= INFORMATION GIVEN =
■ ■ ■ ■

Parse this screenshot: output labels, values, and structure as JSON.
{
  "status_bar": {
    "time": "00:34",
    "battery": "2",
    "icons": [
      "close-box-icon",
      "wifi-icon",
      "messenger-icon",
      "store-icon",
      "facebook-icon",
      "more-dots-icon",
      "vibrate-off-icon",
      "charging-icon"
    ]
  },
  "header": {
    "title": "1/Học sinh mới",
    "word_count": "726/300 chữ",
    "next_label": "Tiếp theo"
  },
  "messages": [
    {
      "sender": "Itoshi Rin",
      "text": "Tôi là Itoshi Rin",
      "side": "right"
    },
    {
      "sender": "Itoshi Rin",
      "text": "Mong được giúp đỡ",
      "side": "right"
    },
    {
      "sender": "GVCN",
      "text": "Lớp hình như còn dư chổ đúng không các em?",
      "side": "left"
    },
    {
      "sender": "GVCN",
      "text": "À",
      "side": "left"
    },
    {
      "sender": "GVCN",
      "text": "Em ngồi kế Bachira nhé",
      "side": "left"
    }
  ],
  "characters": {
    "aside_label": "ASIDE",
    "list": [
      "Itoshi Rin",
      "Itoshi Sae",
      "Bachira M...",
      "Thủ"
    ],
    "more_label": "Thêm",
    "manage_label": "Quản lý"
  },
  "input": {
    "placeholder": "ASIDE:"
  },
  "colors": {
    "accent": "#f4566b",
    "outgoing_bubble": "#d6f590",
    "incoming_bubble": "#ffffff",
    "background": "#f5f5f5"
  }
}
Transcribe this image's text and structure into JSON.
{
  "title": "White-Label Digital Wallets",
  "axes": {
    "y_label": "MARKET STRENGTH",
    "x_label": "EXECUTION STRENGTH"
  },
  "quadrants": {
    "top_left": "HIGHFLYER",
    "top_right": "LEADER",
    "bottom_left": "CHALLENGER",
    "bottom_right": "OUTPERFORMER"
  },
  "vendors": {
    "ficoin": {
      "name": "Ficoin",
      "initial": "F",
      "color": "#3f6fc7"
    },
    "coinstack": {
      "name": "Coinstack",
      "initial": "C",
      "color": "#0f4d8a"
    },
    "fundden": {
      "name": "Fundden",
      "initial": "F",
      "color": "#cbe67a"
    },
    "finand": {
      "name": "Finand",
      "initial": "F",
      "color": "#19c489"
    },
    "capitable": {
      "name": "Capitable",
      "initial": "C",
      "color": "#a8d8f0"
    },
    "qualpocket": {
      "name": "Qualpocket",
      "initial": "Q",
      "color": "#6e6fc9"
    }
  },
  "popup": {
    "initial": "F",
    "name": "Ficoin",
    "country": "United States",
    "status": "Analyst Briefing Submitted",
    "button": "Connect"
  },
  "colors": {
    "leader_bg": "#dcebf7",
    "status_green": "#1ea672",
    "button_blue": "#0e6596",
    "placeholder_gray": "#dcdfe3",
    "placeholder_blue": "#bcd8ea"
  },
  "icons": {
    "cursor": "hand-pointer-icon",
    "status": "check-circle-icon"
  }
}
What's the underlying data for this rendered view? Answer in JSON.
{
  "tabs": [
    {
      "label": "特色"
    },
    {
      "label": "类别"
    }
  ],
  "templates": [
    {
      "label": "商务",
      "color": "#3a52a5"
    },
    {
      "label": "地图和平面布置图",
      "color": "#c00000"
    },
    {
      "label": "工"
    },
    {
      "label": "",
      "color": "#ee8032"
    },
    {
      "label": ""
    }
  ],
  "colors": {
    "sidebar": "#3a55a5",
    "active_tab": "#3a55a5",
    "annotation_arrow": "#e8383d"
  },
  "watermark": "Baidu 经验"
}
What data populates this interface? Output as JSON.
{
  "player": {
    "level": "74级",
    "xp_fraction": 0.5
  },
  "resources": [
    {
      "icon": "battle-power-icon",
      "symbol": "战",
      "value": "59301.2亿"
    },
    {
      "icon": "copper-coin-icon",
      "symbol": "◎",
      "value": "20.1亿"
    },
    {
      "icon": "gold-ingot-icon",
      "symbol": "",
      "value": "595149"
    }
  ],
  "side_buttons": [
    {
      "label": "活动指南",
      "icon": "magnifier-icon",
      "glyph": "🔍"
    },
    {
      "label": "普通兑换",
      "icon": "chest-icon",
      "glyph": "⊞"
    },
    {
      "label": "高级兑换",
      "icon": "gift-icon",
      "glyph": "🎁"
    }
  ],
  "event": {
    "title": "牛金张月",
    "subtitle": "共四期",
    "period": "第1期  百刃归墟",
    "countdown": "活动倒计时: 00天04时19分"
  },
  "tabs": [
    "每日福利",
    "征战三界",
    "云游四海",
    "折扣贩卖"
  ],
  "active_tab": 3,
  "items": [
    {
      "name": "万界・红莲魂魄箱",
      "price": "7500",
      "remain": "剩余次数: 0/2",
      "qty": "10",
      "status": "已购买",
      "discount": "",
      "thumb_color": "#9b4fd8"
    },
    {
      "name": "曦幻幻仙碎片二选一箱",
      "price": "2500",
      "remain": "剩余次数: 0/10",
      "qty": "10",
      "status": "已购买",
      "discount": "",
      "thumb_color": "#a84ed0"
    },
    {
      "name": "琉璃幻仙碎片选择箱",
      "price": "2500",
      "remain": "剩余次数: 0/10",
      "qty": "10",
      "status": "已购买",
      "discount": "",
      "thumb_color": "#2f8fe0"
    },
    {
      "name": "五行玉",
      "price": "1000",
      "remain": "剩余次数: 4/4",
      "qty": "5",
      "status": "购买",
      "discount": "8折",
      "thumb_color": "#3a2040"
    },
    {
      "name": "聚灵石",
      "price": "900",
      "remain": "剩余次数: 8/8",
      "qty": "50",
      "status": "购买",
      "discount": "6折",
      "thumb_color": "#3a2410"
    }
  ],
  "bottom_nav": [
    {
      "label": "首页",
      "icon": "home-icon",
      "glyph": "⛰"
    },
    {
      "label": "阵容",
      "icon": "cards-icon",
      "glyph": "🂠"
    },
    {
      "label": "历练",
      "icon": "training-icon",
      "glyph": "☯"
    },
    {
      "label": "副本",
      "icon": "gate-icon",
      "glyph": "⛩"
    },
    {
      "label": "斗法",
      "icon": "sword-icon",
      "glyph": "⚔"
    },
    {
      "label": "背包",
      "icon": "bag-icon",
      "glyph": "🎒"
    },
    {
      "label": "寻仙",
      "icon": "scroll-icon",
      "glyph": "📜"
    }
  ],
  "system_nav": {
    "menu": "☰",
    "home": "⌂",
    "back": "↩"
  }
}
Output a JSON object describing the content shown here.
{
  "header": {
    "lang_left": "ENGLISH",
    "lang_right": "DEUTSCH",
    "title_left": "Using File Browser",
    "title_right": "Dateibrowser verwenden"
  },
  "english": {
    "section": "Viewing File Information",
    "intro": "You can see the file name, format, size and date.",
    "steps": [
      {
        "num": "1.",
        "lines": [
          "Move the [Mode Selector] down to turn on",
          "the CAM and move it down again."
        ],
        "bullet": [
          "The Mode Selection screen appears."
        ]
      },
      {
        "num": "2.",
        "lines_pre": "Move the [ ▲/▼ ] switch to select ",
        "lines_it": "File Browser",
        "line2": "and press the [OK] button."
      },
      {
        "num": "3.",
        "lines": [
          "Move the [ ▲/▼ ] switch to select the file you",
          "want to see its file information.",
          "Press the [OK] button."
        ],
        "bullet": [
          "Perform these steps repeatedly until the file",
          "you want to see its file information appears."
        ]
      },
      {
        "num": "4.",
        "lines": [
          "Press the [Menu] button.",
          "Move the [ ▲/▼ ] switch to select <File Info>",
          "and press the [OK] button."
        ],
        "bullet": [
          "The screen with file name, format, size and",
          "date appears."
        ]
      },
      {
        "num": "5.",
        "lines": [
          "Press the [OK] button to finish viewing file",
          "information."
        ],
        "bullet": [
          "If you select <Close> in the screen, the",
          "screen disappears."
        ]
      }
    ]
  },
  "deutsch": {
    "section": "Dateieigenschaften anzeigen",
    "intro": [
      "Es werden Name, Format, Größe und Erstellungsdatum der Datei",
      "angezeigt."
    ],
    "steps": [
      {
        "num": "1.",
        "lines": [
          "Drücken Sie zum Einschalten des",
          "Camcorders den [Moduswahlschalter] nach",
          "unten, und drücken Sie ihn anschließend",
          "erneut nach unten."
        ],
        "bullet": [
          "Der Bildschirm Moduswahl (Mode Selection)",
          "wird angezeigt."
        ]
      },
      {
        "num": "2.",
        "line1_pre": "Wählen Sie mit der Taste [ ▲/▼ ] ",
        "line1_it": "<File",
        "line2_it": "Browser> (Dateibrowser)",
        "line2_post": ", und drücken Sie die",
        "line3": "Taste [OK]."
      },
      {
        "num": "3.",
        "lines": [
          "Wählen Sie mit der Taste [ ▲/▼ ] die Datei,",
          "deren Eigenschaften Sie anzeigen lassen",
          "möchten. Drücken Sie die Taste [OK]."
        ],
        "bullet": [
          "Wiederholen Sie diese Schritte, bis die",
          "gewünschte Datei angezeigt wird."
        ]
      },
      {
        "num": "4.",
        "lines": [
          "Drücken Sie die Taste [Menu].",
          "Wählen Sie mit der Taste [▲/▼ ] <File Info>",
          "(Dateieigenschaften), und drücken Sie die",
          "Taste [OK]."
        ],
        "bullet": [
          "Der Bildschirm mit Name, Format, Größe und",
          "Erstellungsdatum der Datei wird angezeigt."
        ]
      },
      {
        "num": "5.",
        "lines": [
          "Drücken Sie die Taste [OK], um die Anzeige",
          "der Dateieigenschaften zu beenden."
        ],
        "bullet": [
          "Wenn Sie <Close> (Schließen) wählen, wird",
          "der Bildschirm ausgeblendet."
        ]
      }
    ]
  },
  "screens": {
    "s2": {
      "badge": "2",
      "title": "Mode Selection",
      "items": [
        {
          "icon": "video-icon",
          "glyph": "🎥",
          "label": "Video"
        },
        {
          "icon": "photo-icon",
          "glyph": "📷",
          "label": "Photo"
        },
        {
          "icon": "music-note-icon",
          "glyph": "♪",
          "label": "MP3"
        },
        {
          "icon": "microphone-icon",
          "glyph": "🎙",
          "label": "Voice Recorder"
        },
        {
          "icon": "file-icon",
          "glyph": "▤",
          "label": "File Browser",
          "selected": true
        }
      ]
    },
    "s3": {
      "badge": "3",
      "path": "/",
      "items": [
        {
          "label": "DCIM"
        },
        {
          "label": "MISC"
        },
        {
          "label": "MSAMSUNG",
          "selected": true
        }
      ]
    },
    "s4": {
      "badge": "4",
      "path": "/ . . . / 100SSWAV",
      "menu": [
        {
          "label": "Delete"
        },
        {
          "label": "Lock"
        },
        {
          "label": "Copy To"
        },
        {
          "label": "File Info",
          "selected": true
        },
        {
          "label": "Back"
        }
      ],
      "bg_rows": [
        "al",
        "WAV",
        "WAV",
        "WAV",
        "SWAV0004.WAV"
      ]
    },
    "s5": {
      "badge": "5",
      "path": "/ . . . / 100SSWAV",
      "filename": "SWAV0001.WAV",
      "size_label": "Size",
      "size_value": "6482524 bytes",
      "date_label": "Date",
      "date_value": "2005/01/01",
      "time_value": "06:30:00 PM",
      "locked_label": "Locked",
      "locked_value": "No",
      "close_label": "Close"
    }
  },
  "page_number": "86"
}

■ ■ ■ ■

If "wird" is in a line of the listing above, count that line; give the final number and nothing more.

= RESPONSE FOR THIS EXERCISE =
4